▶ **What is being asked**: This exercise asks for every line of the material that includes the word "target".

▶ **Extracted entries**:
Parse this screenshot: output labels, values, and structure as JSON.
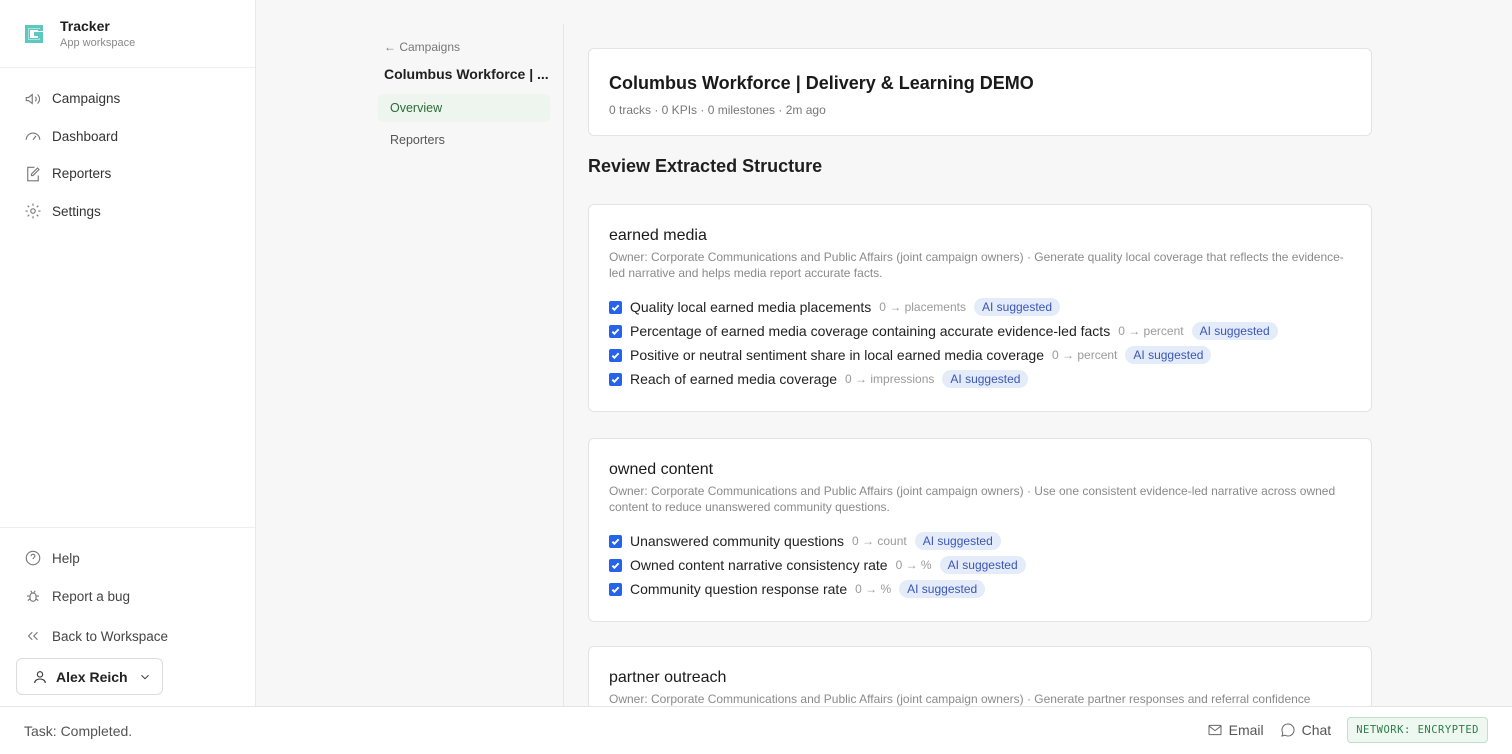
{
  "app": {
    "name": "Tracker",
    "subtitle": "App workspace"
  },
  "sidebar": {
    "items": [
      {
        "label": "Campaigns",
        "icon": "megaphone-icon"
      },
      {
        "label": "Dashboard",
        "icon": "gauge-icon"
      },
      {
        "label": "Reporters",
        "icon": "edit-doc-icon"
      },
      {
        "label": "Settings",
        "icon": "gear-icon"
      }
    ],
    "bottom": [
      {
        "label": "Help",
        "icon": "help-circle-icon"
      },
      {
        "label": "Report a bug",
        "icon": "bug-icon"
      },
      {
        "label": "Back to Workspace",
        "icon": "double-chevron-left-icon"
      }
    ],
    "user": {
      "name": "Alex Reich"
    }
  },
  "subnav": {
    "back_label": "← Campaigns",
    "title": "Columbus Workforce | ...",
    "items": [
      {
        "label": "Overview",
        "active": true
      },
      {
        "label": "Reporters",
        "active": false
      }
    ]
  },
  "header": {
    "title": "Columbus Workforce | Delivery & Learning DEMO",
    "meta": "0 tracks · 0 KPIs · 0 milestones · 2m ago"
  },
  "section_title": "Review Extracted Structure",
  "tracks": [
    {
      "name": "earned media",
      "description": "Owner: Corporate Communications and Public Affairs (joint campaign owners) · Generate quality local coverage that reflects the evidence-led narrative and helps media report accurate facts.",
      "kpis": [
        {
          "label": "Quality local earned media placements",
          "target": "0 → placements",
          "badge": "AI suggested",
          "checked": true
        },
        {
          "label": "Percentage of earned media coverage containing accurate evidence-led facts",
          "target": "0 → percent",
          "badge": "AI suggested",
          "checked": true
        },
        {
          "label": "Positive or neutral sentiment share in local earned media coverage",
          "target": "0 → percent",
          "badge": "AI suggested",
          "checked": true
        },
        {
          "label": "Reach of earned media coverage",
          "target": "0 → impressions",
          "badge": "AI suggested",
          "checked": true
        }
      ]
    },
    {
      "name": "owned content",
      "description": "Owner: Corporate Communications and Public Affairs (joint campaign owners) · Use one consistent evidence-led narrative across owned content to reduce unanswered community questions.",
      "kpis": [
        {
          "label": "Unanswered community questions",
          "target": "0 → count",
          "badge": "AI suggested",
          "checked": true
        },
        {
          "label": "Owned content narrative consistency rate",
          "target": "0 → %",
          "badge": "AI suggested",
          "checked": true
        },
        {
          "label": "Community question response rate",
          "target": "0 → %",
          "badge": "AI suggested",
          "checked": true
        }
      ]
    },
    {
      "name": "partner outreach",
      "description": "Owner: Corporate Communications and Public Affairs (joint campaign owners) · Generate partner responses and referral confidence among educators, workforce partners, employers, and community organizations.",
      "kpis": []
    }
  ],
  "footer": {
    "status": "Task: Completed.",
    "email_label": "Email",
    "chat_label": "Chat",
    "network_badge": "NETWORK: ENCRYPTED"
  }
}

▶ **Output of the exercise**:
          "target": "0 → placements",
          "target": "0 → percent",
          "target": "0 → percent",
          "target": "0 → impressions",
          "target": "0 → count",
          "target": "0 → %",
          "target": "0 → %",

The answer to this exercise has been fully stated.